Prompt: Present the following entries again, word for word and in full.

(Raw data begins)

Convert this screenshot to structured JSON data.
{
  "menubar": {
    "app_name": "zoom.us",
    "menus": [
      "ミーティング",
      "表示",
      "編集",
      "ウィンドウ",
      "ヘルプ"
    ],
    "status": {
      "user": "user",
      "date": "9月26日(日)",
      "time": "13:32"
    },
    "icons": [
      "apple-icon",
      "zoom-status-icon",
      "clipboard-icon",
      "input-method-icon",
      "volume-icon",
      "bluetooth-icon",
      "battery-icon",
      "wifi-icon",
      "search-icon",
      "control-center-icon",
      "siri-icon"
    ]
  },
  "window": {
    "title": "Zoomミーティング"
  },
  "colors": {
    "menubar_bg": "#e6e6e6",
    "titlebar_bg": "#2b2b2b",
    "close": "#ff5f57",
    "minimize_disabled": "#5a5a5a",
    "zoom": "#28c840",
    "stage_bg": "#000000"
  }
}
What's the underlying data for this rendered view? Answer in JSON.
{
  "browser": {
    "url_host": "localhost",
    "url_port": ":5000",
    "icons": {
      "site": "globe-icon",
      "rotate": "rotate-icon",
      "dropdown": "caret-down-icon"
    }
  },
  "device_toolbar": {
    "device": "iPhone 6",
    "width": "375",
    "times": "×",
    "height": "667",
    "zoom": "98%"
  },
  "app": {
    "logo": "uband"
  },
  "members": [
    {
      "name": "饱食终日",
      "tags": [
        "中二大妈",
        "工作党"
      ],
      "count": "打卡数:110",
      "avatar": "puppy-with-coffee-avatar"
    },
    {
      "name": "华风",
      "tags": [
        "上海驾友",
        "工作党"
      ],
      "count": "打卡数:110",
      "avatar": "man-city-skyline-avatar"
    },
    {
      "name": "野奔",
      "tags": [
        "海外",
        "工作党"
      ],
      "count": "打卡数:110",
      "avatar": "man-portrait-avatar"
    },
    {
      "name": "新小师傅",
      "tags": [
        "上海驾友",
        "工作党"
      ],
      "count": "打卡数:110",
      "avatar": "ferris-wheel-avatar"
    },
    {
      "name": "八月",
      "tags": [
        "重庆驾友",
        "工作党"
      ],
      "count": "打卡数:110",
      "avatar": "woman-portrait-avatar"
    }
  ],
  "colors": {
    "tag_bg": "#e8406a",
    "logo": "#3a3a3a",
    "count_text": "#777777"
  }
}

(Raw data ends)

The answer:
Convert this screenshot to structured JSON data.
{
  "menubar": {
    "app_name": "zoom.us",
    "menus": [
      "ミーティング",
      "表示",
      "編集",
      "ウィンドウ",
      "ヘルプ"
    ],
    "status": {
      "user": "user",
      "date": "9月26日(日)",
      "time": "13:32"
    },
    "icons": [
      "apple-icon",
      "zoom-status-icon",
      "clipboard-icon",
      "input-method-icon",
      "volume-icon",
      "bluetooth-icon",
      "battery-icon",
      "wifi-icon",
      "search-icon",
      "control-center-icon",
      "siri-icon"
    ]
  },
  "window": {
    "title": "Zoomミーティング"
  },
  "colors": {
    "menubar_bg": "#e6e6e6",
    "titlebar_bg": "#2b2b2b",
    "close": "#ff5f57",
    "minimize_disabled": "#5a5a5a",
    "zoom": "#28c840",
    "stage_bg": "#000000"
  }
}
What's the underlying data for this rendered view? Answer in JSON.
{
  "browser": {
    "url_host": "localhost",
    "url_port": ":5000",
    "icons": {
      "site": "globe-icon",
      "rotate": "rotate-icon",
      "dropdown": "caret-down-icon"
    }
  },
  "device_toolbar": {
    "device": "iPhone 6",
    "width": "375",
    "times": "×",
    "height": "667",
    "zoom": "98%"
  },
  "app": {
    "logo": "uband"
  },
  "members": [
    {
      "name": "饱食终日",
      "tags": [
        "中二大妈",
        "工作党"
      ],
      "count": "打卡数:110",
      "avatar": "puppy-with-coffee-avatar"
    },
    {
      "name": "华风",
      "tags": [
        "上海驾友",
        "工作党"
      ],
      "count": "打卡数:110",
      "avatar": "man-city-skyline-avatar"
    },
    {
      "name": "野奔",
      "tags": [
        "海外",
        "工作党"
      ],
      "count": "打卡数:110",
      "avatar": "man-portrait-avatar"
    },
    {
      "name": "新小师傅",
      "tags": [
        "上海驾友",
        "工作党"
      ],
      "count": "打卡数:110",
      "avatar": "ferris-wheel-avatar"
    },
    {
      "name": "八月",
      "tags": [
        "重庆驾友",
        "工作党"
      ],
      "count": "打卡数:110",
      "avatar": "woman-portrait-avatar"
    }
  ],
  "colors": {
    "tag_bg": "#e8406a",
    "logo": "#3a3a3a",
    "count_text": "#777777"
  }
}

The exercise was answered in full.